An MRI image of the head
Magnetic resonance angiography (MRA) is a special type of MRI test that focuses on blood flow and the blood vessels of the brain, instead of on all brain tissue like a standard MRI. It can detect narrowing or blockage of the blood vessels inside and outside the brain—such as the carotid arteries in the neck—especially when it is used together with carotid or transcranial Doppler ultrasound. MRA can also be used to confirm a blockage seen in other MRI scans. MRA is useful in detecting weakening or ballooning of the blood vessels (aneurysms), which can lead to bleeding in the brain.1 Some, but not all, MRA tests use injections of a special dye to produce more detailed images of the blood vessels in the brain.

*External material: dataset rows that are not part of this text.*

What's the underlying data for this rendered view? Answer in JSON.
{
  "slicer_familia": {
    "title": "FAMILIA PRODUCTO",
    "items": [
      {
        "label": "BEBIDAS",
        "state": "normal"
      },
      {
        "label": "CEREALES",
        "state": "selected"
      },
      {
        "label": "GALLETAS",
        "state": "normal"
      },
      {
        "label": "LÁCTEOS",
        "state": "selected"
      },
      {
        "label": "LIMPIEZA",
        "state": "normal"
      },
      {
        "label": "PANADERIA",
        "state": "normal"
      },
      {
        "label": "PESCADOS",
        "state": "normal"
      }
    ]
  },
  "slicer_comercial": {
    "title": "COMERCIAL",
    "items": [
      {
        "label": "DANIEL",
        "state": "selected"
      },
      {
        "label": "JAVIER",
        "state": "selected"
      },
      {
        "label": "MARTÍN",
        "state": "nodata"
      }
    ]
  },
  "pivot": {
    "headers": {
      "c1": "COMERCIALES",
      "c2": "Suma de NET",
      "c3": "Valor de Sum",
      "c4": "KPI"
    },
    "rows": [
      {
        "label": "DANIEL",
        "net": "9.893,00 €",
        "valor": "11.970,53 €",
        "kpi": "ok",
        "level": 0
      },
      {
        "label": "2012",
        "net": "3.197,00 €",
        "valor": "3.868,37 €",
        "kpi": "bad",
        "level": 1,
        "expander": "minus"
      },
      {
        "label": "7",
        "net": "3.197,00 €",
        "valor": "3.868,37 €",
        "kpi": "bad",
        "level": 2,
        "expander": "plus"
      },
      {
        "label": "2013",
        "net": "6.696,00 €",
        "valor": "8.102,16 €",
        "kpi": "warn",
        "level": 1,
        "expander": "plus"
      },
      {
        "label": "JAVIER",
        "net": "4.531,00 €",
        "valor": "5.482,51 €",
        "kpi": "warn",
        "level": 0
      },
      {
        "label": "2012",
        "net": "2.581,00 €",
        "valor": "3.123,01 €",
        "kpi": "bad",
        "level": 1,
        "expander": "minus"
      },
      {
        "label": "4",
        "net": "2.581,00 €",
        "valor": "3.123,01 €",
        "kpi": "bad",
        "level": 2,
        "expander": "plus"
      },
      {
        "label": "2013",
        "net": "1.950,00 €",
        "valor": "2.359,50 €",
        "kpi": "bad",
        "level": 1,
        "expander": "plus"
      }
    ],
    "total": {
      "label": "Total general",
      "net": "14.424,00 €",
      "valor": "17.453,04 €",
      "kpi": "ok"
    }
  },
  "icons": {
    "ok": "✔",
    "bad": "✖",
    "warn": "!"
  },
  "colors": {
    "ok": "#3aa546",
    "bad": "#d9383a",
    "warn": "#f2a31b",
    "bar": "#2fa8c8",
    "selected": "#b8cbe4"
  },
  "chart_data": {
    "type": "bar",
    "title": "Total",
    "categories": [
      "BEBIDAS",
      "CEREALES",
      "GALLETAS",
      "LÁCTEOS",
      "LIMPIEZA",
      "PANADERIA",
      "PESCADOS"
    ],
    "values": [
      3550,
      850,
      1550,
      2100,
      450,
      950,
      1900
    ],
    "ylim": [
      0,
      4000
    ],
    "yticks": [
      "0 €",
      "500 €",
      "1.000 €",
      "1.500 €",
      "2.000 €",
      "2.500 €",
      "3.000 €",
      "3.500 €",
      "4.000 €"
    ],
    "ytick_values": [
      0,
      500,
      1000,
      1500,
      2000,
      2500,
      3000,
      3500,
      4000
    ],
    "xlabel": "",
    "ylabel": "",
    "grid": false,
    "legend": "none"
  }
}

What other types of MRI tests are there?
The two main variations of a standard MRI are diffusion MRI and perfusion MRI. These tests use an MR imaging machine and special techniques to process the data differently, highlighting specific features of the brain tissue.
Diffusion MRI measures the movement of water in the brain. Under normal conditions, water moves freely; when blood supply to the brain is interrupted, brain tissue swells and slows the movement of water. A diffusion MRI scan can pinpoint which area of the brain is getting little or no blood supply within minutes of a stroke, faster than any other imaging test.2 It can also measure how much brain tissue was damaged by the stroke and how recently the damage occurred. When diffusion MRI is available at the hospital it may be used as the first test to diagnose acute stroke.2
Perfusion MRI uses a rapid injection of a small amount of dye that circulates in the bloodstream and shows if your brain is receiving enough blood. It can generate a map of the amount and speed of blood flowing throughout the brain. Perfusion MRI can be done together with diffusion MRI to provide information about how much brain tissue has been damaged permanently and how much can still be saved.3 However, the perfusion MRI maps take extra time, and for now it is an optional test to evaluate an acute stroke.2